What this task involves: Find the lines of the data below that include "true". Report their number only.

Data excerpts
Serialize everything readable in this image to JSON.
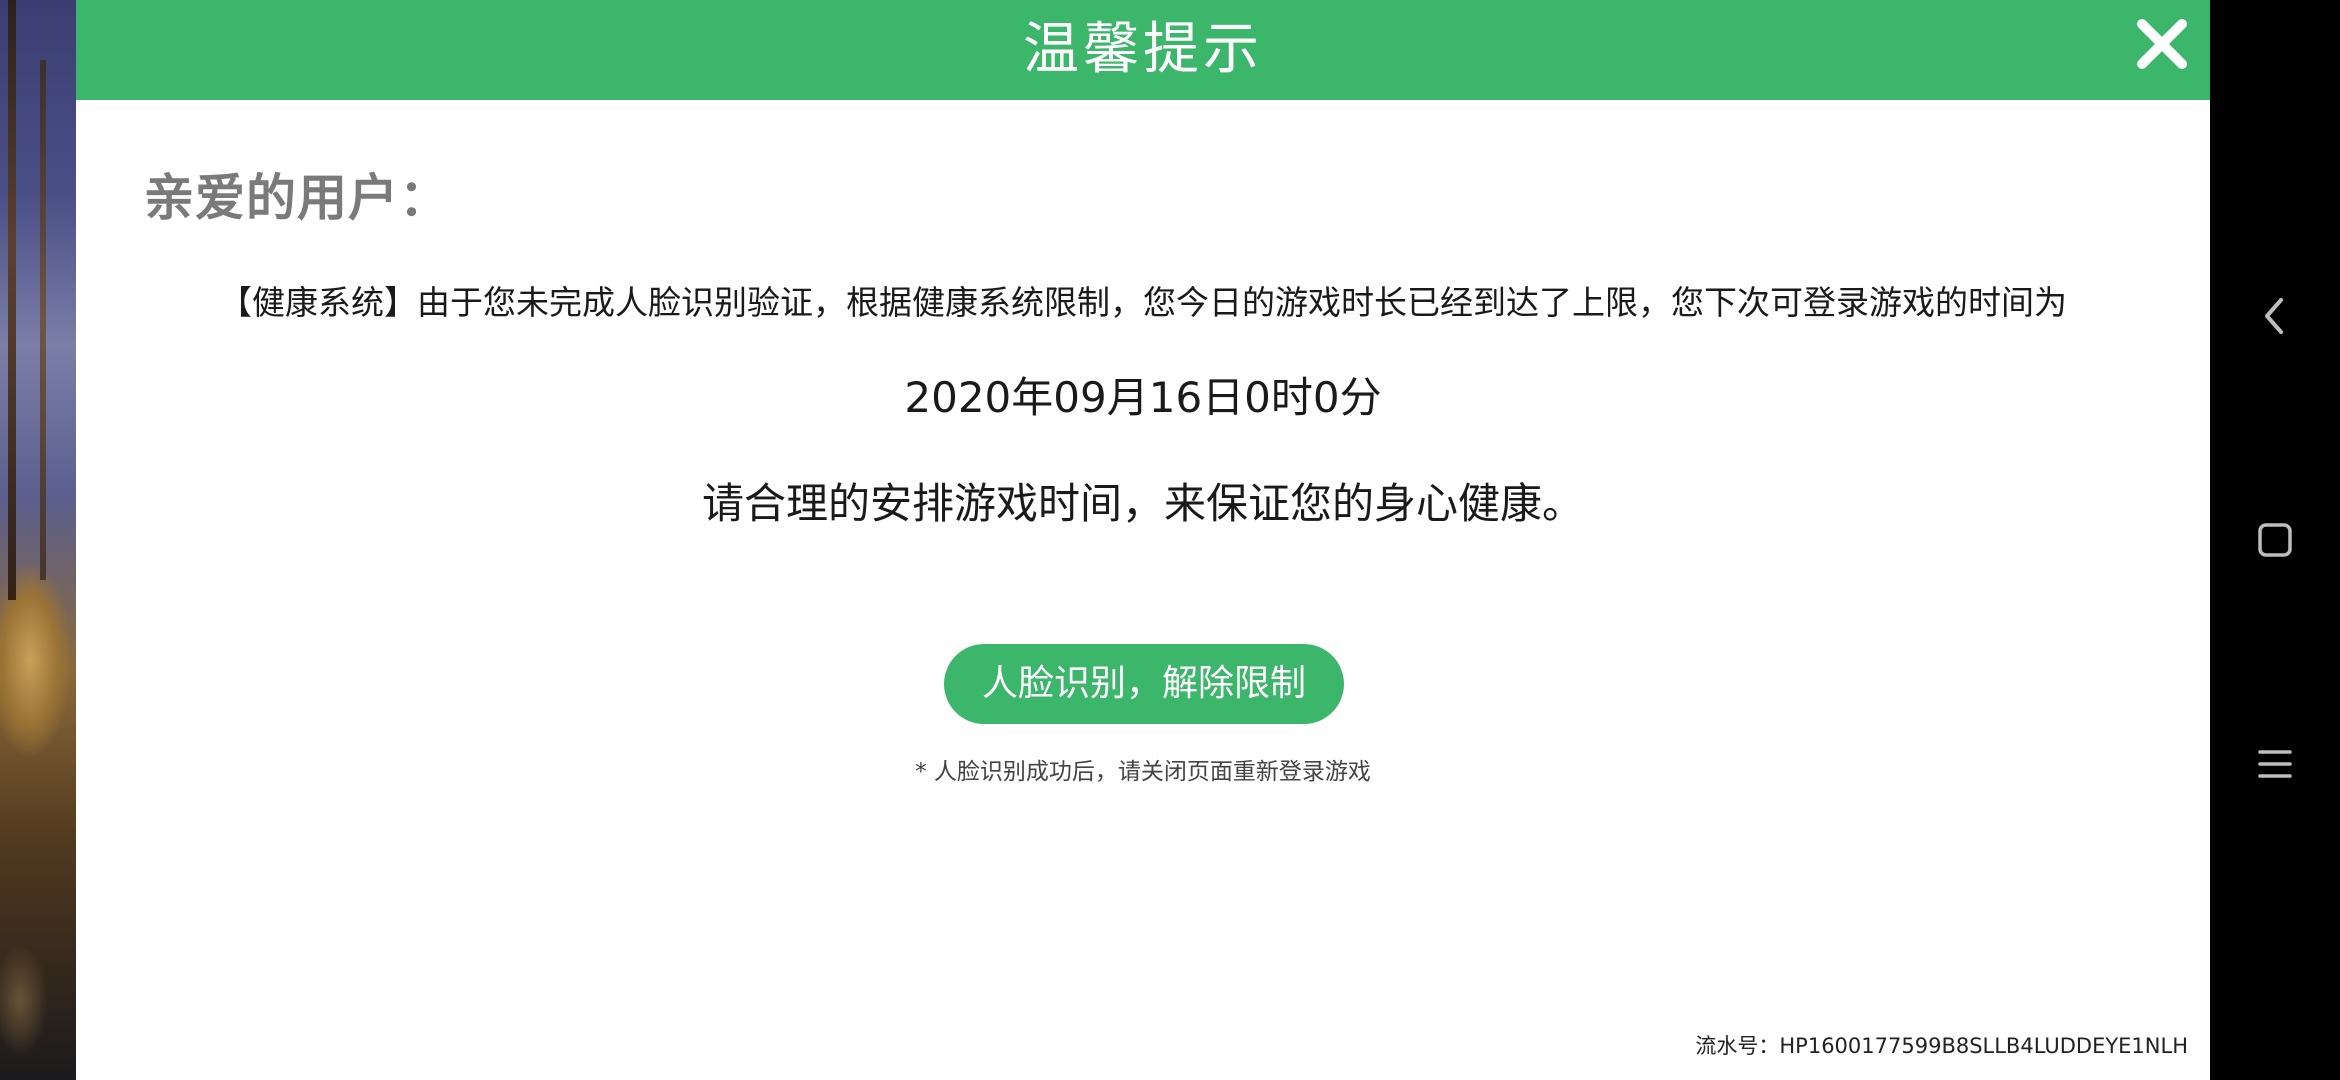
{
  "dialog": {
    "title": "温馨提示",
    "greeting": "亲爱的用户：",
    "message": "【健康系统】由于您未完成人脸识别验证，根据健康系统限制，您今日的游戏时长已经到达了上限，您下次可登录游戏的时间为",
    "next_login_time": "2020年09月16日0时0分",
    "advice": "请合理的安排游戏时间，来保证您的身心健康。",
    "action_button_label": "人脸识别，解除限制",
    "note": "* 人脸识别成功后，请关闭页面重新登录游戏",
    "serial": "流水号：HP1600177599B8SLLB4LUDDEYE1NLH"
  },
  "colors": {
    "accent": "#3bb66a",
    "greeting_text": "#7a7a7a",
    "nav_background": "#000000"
  },
  "icons": {
    "close": "close-icon",
    "back": "back-icon",
    "home": "home-icon",
    "menu": "menu-icon"
  }
}
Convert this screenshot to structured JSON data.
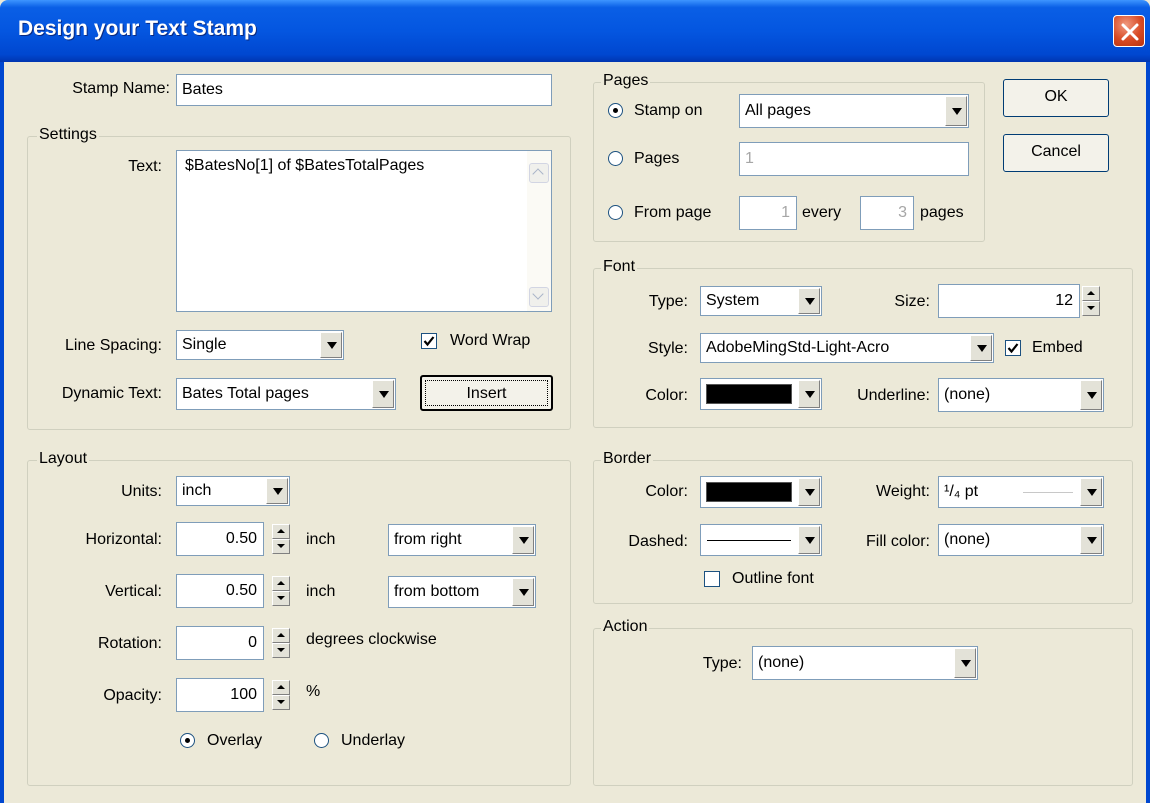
{
  "window": {
    "title": "Design your Text Stamp"
  },
  "stamp_name": {
    "label": "Stamp Name:",
    "value": "Bates"
  },
  "settings": {
    "legend": "Settings",
    "text_label": "Text:",
    "text_value": "$BatesNo[1] of $BatesTotalPages",
    "line_spacing_label": "Line Spacing:",
    "line_spacing_value": "Single",
    "word_wrap_label": "Word Wrap",
    "word_wrap_checked": true,
    "dynamic_text_label": "Dynamic Text:",
    "dynamic_text_value": "Bates Total pages",
    "insert_label": "Insert"
  },
  "layout": {
    "legend": "Layout",
    "units_label": "Units:",
    "units_value": "inch",
    "horizontal_label": "Horizontal:",
    "horizontal_value": "0.50",
    "horizontal_unit": "inch",
    "horizontal_from": "from right",
    "vertical_label": "Vertical:",
    "vertical_value": "0.50",
    "vertical_unit": "inch",
    "vertical_from": "from bottom",
    "rotation_label": "Rotation:",
    "rotation_value": "0",
    "rotation_unit": "degrees clockwise",
    "opacity_label": "Opacity:",
    "opacity_value": "100",
    "opacity_unit": "%",
    "overlay_label": "Overlay",
    "underlay_label": "Underlay",
    "selected_mode": "Overlay"
  },
  "pages": {
    "legend": "Pages",
    "stamp_on_label": "Stamp on",
    "stamp_on_value": "All pages",
    "pages_label": "Pages",
    "pages_value": "1",
    "from_page_label": "From page",
    "from_page_value": "1",
    "every_label": "every",
    "every_value": "3",
    "pages_suffix": "pages",
    "selected": "Stamp on"
  },
  "buttons": {
    "ok": "OK",
    "cancel": "Cancel"
  },
  "font": {
    "legend": "Font",
    "type_label": "Type:",
    "type_value": "System",
    "size_label": "Size:",
    "size_value": "12",
    "style_label": "Style:",
    "style_value": "AdobeMingStd-Light-Acro",
    "embed_label": "Embed",
    "embed_checked": true,
    "color_label": "Color:",
    "color_value": "#000000",
    "underline_label": "Underline:",
    "underline_value": "(none)"
  },
  "border": {
    "legend": "Border",
    "color_label": "Color:",
    "color_value": "#000000",
    "weight_label": "Weight:",
    "weight_value": "¹/₄ pt",
    "dashed_label": "Dashed:",
    "fill_color_label": "Fill color:",
    "fill_color_value": "(none)",
    "outline_font_label": "Outline font",
    "outline_font_checked": false
  },
  "action": {
    "legend": "Action",
    "type_label": "Type:",
    "type_value": "(none)"
  }
}
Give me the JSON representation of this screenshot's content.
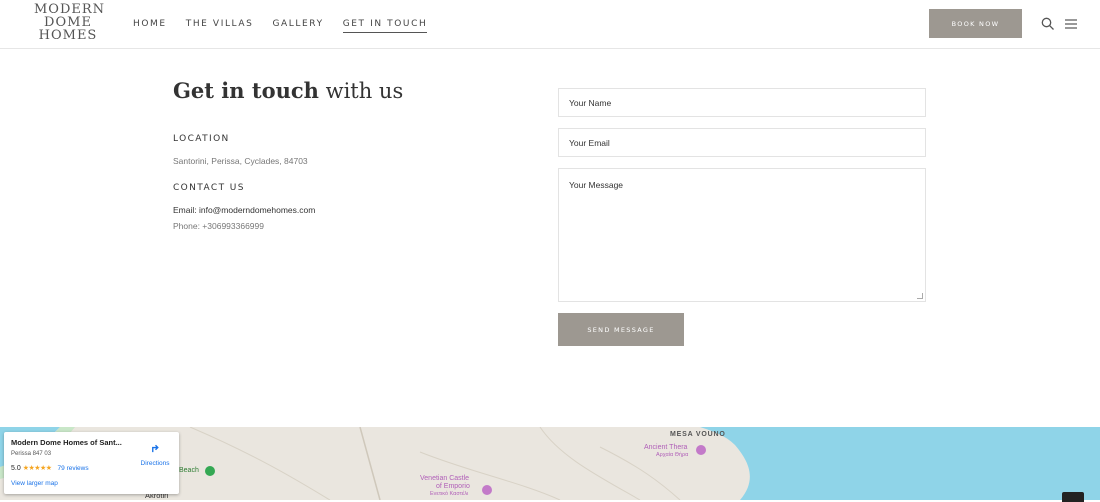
{
  "logo": {
    "line1": "MODERN",
    "line2": "DOME",
    "line3": "HOMES"
  },
  "nav": [
    {
      "label": "HOME"
    },
    {
      "label": "THE VILLAS"
    },
    {
      "label": "GALLERY"
    },
    {
      "label": "GET IN TOUCH"
    }
  ],
  "header": {
    "book_label": "BOOK NOW"
  },
  "contact": {
    "title_bold": "Get in touch",
    "title_light": "with us",
    "location_head": "LOCATION",
    "location_text": "Santorini, Perissa, Cyclades, 84703",
    "contact_head": "CONTACT US",
    "email": "Email: info@moderndomehomes.com",
    "phone": "Phone: +306993366999"
  },
  "form": {
    "name_placeholder": "Your Name",
    "email_placeholder": "Your Email",
    "message_placeholder": "Your Message",
    "send_label": "SEND MESSAGE"
  },
  "map": {
    "place_name": "Modern Dome Homes of Sant...",
    "address": "Perissa 847 03",
    "rating": "5.0",
    "stars": "★★★★★",
    "reviews": "79 reviews",
    "larger_map": "View larger map",
    "directions": "Directions",
    "labels": {
      "mesa_vouno": "MESA VOUNO",
      "ancient_thera": "Ancient Thera",
      "ancient_thera_gr": "Αρχαία Θήρα",
      "venetian_castle": "Venetian Castle",
      "of_emporio": "of Emporio",
      "venetian_gr": "Ενετικό Καστέλι",
      "beach": "Beach",
      "akrotiri": "Akrotiri"
    },
    "colors": {
      "sea": "#8fd4e8",
      "land": "#eae6df",
      "green": "#c9e7c8"
    }
  }
}
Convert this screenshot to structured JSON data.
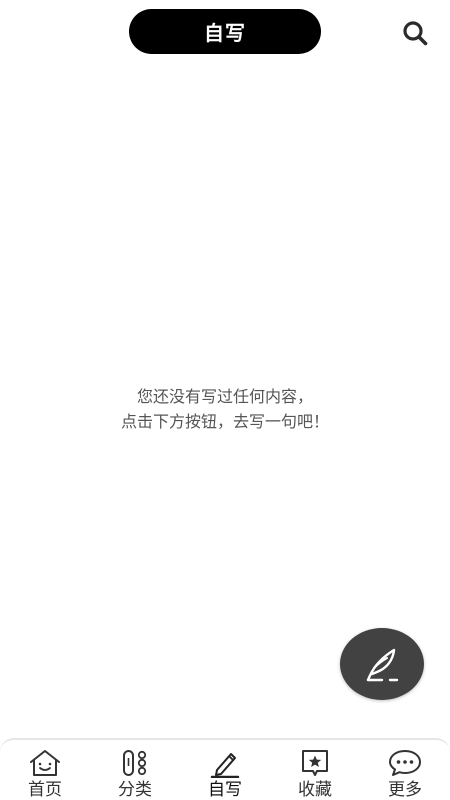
{
  "header": {
    "title": "自写",
    "search_icon": "search-icon"
  },
  "empty_state": {
    "line1": "您还没有写过任何内容，",
    "line2": "点击下方按钮，去写一句吧！"
  },
  "fab": {
    "icon": "quill-pen-icon",
    "color": "#424242"
  },
  "bottom_nav": {
    "items": [
      {
        "label": "首页",
        "icon": "home-icon"
      },
      {
        "label": "分类",
        "icon": "category-icon"
      },
      {
        "label": "自写",
        "icon": "pencil-icon",
        "active": true
      },
      {
        "label": "收藏",
        "icon": "favorite-star-icon"
      },
      {
        "label": "更多",
        "icon": "more-chat-icon"
      }
    ]
  },
  "colors": {
    "title_pill": "#000000",
    "background": "#ffffff",
    "text": "#555555"
  }
}
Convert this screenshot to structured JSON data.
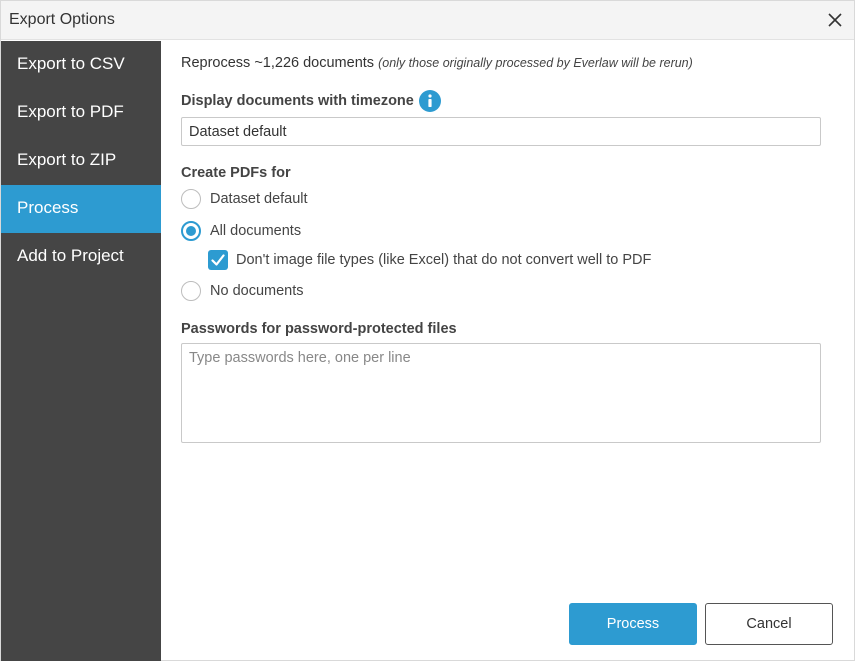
{
  "dialog": {
    "title": "Export Options"
  },
  "sidebar": {
    "items": [
      {
        "label": "Export to CSV"
      },
      {
        "label": "Export to PDF"
      },
      {
        "label": "Export to ZIP"
      },
      {
        "label": "Process",
        "active": true
      },
      {
        "label": "Add to Project"
      }
    ]
  },
  "main": {
    "reprocess_text": "Reprocess ~1,226 documents",
    "reprocess_note": "(only those originally processed by Everlaw will be rerun)",
    "timezone_label": "Display documents with timezone",
    "timezone_value": "Dataset default",
    "create_pdfs_label": "Create PDFs for",
    "pdf_options": [
      {
        "label": "Dataset default",
        "checked": false
      },
      {
        "label": "All documents",
        "checked": true
      },
      {
        "label": "No documents",
        "checked": false
      }
    ],
    "dont_image_label": "Don't image file types (like Excel) that do not convert well to PDF",
    "dont_image_checked": true,
    "passwords_label": "Passwords for password-protected files",
    "passwords_placeholder": "Type passwords here, one per line"
  },
  "footer": {
    "process_label": "Process",
    "cancel_label": "Cancel"
  },
  "colors": {
    "accent": "#2d9bd1",
    "sidebar_bg": "#454545"
  },
  "icons": {
    "close": "close-icon",
    "info": "info-icon",
    "check": "checkmark-icon"
  }
}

Solution to this task: 6